ca. 1861
MHM Collections

This pike was reputedly used by a band of secessionists known as the Vinegar Hill Irish. It was found after the war with about three dozen others in the old Jackson School near the Irish neighborhood called the Kerry Patch. Nothing specific is known about this secessionist group. It probably took the name Vinegar Hill Irish in reference to the martyrdom of Irishmen at the Battle of Vinegar Hill in the Irish Rebellion of 1798. It is believed that the group used these pikes, which originally would have been about eight feet long, in preparatory drills for the outbreak of the Civil War. They hid them under the floorboards of the school to avoid detection by the St. Louis Committee of Safety, which monitored secessionist activities.Secretive military training by supporters of both sides was not uncommon given the tense atmosphere that saturated the city. James Broadhead, one of the members of the Committee of Safety, later recalled that he himself drilled with a Unionist German company at Winkelmeyer’s Brewery on Market Street.

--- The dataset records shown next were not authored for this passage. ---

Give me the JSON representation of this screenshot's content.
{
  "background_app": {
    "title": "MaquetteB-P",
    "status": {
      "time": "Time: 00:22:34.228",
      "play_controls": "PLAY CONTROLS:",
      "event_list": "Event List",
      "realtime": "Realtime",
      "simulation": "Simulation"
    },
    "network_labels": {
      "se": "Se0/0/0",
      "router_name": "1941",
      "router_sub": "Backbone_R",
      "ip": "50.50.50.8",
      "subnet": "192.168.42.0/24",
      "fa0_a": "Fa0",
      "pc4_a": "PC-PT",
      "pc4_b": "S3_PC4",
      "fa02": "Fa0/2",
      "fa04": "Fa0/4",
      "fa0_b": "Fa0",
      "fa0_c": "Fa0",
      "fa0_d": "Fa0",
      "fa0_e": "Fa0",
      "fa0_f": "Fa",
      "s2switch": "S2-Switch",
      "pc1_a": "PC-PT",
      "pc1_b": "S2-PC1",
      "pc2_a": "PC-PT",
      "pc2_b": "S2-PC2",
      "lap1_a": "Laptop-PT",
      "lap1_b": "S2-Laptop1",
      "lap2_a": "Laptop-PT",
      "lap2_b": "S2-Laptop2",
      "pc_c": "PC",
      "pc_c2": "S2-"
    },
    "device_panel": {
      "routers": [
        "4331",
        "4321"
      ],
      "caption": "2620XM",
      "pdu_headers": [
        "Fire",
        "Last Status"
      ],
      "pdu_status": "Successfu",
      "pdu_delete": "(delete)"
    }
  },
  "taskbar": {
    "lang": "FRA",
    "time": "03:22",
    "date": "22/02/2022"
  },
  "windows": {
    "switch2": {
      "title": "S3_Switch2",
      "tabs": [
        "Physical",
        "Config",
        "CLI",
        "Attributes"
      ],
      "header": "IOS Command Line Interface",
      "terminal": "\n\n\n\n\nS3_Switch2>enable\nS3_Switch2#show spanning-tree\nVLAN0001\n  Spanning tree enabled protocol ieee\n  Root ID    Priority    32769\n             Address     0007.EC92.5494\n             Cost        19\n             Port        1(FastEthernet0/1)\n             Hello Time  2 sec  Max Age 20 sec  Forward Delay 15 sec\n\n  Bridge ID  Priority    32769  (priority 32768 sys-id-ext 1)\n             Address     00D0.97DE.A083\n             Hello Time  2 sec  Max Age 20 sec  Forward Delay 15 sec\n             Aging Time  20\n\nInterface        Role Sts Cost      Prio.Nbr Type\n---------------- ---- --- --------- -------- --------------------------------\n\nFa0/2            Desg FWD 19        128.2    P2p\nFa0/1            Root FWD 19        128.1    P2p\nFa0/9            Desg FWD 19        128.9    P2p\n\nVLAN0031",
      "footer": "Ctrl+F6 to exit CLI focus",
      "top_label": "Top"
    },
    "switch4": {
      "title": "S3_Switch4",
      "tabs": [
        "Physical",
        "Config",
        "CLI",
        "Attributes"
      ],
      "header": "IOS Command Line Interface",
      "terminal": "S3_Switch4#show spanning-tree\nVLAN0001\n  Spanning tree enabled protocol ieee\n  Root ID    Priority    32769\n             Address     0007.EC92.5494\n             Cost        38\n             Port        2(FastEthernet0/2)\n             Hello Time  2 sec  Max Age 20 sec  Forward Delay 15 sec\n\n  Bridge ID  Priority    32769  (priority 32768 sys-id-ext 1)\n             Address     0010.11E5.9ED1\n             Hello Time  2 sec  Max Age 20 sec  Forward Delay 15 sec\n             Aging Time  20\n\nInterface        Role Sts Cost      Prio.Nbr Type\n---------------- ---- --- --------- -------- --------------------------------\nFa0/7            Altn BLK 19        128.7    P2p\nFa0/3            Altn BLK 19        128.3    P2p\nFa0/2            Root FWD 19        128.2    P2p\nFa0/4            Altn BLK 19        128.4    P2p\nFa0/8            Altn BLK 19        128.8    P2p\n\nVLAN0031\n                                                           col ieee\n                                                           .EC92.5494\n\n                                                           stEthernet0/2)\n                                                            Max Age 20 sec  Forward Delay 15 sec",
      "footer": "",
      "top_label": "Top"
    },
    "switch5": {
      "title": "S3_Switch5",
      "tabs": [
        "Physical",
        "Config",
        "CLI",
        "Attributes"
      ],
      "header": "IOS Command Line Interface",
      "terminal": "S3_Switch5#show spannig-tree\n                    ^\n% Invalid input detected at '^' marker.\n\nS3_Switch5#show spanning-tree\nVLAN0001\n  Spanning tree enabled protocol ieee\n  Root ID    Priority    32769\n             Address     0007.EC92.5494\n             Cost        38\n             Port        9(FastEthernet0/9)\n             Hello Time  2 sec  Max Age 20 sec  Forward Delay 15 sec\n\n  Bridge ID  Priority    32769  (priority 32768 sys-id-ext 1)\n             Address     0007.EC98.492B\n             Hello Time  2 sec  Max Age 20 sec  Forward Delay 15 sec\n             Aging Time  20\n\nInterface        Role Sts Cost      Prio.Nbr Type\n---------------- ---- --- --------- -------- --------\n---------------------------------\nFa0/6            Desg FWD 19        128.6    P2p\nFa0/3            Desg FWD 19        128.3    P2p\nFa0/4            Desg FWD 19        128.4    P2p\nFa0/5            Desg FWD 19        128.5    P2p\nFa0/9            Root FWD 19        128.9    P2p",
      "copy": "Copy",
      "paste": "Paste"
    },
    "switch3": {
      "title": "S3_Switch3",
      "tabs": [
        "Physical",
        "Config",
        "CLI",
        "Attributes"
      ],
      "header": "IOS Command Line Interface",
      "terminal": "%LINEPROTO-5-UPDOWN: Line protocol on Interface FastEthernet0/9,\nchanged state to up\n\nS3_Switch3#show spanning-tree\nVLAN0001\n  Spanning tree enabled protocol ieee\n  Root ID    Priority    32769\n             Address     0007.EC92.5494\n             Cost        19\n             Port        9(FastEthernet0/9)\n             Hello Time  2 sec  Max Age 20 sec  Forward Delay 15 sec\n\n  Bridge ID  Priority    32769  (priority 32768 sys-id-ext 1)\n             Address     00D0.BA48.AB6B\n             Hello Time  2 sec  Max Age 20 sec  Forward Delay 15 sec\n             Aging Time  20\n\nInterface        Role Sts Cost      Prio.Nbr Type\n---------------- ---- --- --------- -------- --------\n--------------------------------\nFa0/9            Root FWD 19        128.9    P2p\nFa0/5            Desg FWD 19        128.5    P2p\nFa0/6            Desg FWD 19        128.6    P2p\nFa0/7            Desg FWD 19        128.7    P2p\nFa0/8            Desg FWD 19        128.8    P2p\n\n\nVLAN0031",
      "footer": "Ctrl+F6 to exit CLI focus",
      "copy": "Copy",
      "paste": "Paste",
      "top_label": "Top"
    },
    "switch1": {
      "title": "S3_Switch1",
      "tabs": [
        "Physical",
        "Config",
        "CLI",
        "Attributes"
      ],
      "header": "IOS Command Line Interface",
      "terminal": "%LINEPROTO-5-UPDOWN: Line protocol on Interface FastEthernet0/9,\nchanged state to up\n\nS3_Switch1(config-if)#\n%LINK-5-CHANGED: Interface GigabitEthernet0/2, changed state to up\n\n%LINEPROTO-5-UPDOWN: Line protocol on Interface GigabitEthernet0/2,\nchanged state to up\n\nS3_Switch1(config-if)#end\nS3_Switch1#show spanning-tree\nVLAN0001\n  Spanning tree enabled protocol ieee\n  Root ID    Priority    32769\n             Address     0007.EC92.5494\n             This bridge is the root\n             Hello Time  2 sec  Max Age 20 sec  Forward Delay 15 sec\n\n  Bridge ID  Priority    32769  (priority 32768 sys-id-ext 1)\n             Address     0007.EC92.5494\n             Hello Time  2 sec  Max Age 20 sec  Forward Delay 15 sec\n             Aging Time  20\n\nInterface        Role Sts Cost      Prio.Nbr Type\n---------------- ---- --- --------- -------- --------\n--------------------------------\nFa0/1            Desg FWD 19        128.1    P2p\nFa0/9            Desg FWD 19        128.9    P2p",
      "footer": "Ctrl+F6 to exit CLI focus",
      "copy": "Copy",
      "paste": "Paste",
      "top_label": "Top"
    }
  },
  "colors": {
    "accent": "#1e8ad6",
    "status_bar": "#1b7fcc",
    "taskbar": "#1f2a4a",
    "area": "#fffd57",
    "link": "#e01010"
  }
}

In addition, disciplined and highly visible organizations on both sides of the conflict—Wide Awakes and Turners for the Union, and Minute Men for the Confederacy—all displayed a paramilitary character.